• _AIM OF THE EXERCISE_
Wherever "icon" occurs in the entries, copy the line that holds it.

________________

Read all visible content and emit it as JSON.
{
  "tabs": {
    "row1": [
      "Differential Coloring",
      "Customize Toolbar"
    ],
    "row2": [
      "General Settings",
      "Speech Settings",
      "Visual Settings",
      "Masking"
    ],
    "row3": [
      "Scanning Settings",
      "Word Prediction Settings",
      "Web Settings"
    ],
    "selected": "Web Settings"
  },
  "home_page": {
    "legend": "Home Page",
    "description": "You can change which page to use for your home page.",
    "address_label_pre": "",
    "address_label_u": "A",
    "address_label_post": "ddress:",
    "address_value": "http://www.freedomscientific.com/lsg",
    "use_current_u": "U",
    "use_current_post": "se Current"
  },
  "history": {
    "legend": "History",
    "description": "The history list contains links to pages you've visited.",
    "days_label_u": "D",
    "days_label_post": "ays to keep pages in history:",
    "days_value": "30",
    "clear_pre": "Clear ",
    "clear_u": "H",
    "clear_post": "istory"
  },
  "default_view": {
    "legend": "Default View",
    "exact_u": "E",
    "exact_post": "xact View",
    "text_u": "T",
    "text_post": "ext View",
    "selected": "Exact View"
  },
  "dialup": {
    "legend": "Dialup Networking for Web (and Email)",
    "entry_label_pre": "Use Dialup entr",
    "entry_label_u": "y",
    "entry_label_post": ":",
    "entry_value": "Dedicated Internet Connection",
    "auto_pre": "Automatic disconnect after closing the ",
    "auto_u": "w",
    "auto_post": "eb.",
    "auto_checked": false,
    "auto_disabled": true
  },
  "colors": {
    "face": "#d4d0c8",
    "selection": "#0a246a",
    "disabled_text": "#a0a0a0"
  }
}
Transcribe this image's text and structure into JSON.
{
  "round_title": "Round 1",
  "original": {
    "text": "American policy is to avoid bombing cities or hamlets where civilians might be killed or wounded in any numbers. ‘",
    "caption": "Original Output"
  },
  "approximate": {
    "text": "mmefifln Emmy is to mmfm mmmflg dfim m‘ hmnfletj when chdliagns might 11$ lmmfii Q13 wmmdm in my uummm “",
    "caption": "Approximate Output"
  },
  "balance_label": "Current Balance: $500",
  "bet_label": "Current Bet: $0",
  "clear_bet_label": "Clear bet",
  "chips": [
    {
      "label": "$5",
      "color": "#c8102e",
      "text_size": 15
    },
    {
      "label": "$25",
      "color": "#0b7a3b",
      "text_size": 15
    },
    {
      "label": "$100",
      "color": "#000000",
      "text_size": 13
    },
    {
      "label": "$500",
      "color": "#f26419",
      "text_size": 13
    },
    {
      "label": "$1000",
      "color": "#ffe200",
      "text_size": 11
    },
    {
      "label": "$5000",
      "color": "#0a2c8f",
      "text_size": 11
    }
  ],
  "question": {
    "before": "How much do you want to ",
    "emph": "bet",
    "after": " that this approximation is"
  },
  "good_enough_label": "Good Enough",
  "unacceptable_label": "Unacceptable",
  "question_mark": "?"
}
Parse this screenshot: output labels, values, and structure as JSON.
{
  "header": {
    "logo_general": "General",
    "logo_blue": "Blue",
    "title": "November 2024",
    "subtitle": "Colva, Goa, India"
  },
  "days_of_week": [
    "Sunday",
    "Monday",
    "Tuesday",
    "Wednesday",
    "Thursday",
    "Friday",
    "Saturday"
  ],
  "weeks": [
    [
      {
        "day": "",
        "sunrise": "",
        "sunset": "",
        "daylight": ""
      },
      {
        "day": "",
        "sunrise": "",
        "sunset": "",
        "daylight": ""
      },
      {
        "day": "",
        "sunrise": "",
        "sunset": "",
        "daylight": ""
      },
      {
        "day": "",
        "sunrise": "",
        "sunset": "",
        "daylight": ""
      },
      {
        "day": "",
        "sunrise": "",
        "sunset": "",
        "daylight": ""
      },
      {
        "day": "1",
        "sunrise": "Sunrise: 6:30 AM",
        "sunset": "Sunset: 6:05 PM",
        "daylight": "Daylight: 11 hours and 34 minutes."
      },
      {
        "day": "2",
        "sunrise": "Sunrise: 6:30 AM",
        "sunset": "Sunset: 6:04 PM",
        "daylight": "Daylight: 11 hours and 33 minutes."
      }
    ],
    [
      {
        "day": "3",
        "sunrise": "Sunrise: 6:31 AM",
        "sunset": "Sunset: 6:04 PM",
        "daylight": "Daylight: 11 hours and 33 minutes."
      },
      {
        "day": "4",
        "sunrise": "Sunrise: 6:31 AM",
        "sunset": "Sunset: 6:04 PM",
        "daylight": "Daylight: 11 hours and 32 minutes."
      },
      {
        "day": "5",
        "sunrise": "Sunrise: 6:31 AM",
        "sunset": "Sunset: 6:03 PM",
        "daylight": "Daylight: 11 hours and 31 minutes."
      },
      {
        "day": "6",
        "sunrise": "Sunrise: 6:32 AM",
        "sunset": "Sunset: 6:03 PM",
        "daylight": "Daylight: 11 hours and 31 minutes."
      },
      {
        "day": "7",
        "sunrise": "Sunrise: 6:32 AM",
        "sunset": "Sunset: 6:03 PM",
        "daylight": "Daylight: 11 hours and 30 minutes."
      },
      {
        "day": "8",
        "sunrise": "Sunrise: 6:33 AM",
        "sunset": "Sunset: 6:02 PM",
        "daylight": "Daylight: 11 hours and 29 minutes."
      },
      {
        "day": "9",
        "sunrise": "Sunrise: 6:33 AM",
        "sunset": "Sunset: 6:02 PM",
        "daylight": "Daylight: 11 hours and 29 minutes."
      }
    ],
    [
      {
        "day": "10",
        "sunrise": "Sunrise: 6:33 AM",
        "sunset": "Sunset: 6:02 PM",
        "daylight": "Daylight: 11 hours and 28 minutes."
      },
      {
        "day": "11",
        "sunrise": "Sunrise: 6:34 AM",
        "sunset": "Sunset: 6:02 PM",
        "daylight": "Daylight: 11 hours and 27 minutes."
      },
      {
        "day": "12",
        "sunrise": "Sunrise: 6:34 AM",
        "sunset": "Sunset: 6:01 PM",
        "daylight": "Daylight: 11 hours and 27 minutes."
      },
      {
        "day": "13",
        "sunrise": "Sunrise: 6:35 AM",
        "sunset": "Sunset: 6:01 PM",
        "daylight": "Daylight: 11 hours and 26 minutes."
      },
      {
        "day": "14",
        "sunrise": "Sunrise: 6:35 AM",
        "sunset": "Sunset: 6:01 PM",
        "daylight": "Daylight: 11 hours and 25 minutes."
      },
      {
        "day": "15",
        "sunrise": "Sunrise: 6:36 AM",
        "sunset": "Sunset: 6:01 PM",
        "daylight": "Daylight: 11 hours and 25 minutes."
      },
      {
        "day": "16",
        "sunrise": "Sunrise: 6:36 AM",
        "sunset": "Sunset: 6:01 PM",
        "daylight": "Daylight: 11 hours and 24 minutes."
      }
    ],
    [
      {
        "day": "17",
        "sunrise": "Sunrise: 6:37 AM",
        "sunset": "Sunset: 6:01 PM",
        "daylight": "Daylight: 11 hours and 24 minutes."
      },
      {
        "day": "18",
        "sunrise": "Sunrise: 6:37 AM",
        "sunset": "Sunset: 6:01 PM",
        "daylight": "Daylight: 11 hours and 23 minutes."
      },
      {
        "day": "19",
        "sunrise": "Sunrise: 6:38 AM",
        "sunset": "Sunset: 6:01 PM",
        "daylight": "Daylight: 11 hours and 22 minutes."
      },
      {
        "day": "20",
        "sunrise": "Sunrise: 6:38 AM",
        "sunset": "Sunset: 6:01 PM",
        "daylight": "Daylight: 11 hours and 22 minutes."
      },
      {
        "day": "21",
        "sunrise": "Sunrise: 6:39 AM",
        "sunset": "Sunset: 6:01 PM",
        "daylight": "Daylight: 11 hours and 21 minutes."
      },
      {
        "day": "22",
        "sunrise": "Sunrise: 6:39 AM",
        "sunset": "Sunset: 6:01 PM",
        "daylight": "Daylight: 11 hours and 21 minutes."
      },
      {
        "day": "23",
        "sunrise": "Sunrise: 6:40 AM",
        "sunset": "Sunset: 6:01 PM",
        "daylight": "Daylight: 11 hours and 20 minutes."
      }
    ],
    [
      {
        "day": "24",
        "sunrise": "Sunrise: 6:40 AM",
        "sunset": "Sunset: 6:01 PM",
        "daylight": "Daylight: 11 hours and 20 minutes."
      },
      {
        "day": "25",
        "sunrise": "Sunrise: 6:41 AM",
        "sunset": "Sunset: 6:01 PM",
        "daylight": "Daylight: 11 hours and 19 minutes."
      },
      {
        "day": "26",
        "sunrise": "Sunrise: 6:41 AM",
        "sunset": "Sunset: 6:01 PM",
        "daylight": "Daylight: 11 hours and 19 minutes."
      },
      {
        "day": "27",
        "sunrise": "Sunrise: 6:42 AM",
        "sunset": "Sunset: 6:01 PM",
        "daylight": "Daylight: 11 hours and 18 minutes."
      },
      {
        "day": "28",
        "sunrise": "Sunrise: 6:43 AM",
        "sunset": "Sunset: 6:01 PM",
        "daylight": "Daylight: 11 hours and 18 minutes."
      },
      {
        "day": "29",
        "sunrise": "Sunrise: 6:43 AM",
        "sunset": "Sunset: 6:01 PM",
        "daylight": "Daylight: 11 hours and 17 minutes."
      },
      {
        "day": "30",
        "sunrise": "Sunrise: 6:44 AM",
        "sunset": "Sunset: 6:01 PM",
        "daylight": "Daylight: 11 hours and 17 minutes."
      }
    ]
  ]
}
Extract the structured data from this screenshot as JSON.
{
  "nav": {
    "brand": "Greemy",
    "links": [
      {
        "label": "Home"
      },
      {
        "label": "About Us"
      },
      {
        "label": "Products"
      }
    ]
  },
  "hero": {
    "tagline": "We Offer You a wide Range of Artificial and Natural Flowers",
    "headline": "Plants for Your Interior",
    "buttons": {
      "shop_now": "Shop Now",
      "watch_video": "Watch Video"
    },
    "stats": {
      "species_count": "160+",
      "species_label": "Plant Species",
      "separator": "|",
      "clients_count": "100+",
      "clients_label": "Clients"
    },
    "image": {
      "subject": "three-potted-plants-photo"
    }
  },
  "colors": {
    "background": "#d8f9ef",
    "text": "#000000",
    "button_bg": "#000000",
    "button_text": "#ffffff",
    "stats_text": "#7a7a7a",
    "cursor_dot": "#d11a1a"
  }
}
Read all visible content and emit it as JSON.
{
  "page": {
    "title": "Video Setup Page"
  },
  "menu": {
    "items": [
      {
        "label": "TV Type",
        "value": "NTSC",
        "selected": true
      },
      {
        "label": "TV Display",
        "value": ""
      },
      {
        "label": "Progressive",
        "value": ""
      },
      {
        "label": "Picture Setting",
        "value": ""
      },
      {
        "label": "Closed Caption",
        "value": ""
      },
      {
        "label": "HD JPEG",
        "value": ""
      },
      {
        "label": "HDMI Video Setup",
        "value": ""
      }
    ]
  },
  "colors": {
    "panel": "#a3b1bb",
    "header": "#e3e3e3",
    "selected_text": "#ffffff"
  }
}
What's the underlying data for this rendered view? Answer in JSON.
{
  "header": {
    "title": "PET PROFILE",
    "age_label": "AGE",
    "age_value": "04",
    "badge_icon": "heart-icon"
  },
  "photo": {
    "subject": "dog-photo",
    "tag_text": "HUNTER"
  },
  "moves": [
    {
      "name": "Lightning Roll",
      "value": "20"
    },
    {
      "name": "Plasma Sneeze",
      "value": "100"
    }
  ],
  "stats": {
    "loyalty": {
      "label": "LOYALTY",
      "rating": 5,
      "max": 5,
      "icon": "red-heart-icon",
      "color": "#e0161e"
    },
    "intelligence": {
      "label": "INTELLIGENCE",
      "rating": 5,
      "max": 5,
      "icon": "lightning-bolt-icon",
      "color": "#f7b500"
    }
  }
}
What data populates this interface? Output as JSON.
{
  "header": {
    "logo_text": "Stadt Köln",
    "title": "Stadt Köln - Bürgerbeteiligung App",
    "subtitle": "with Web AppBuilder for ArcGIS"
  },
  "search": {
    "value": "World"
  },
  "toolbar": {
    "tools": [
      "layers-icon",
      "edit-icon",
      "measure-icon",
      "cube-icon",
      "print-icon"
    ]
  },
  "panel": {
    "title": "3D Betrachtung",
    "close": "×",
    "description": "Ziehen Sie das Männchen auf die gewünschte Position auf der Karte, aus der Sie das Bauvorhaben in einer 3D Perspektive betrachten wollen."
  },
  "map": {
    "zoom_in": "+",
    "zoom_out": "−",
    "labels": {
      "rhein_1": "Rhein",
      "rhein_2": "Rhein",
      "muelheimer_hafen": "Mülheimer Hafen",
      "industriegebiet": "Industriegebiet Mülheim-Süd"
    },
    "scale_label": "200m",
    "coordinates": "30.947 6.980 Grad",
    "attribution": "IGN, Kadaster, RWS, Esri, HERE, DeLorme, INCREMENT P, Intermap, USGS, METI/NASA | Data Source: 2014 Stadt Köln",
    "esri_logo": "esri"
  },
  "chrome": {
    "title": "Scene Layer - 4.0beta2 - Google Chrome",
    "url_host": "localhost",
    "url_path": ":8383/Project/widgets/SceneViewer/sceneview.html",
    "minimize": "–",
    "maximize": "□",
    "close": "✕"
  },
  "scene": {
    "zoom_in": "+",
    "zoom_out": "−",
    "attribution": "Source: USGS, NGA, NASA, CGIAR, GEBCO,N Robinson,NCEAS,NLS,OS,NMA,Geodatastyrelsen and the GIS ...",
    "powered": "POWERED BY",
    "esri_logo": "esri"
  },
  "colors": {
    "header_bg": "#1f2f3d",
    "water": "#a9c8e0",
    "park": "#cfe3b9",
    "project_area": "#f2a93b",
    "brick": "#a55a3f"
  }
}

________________

• _EXERCISE ANSWER_
    "badge_icon": "heart-icon"
      "icon": "red-heart-icon",
      "icon": "lightning-bolt-icon",
      "layers-icon",
      "edit-icon",
      "measure-icon",
      "cube-icon",
      "print-icon"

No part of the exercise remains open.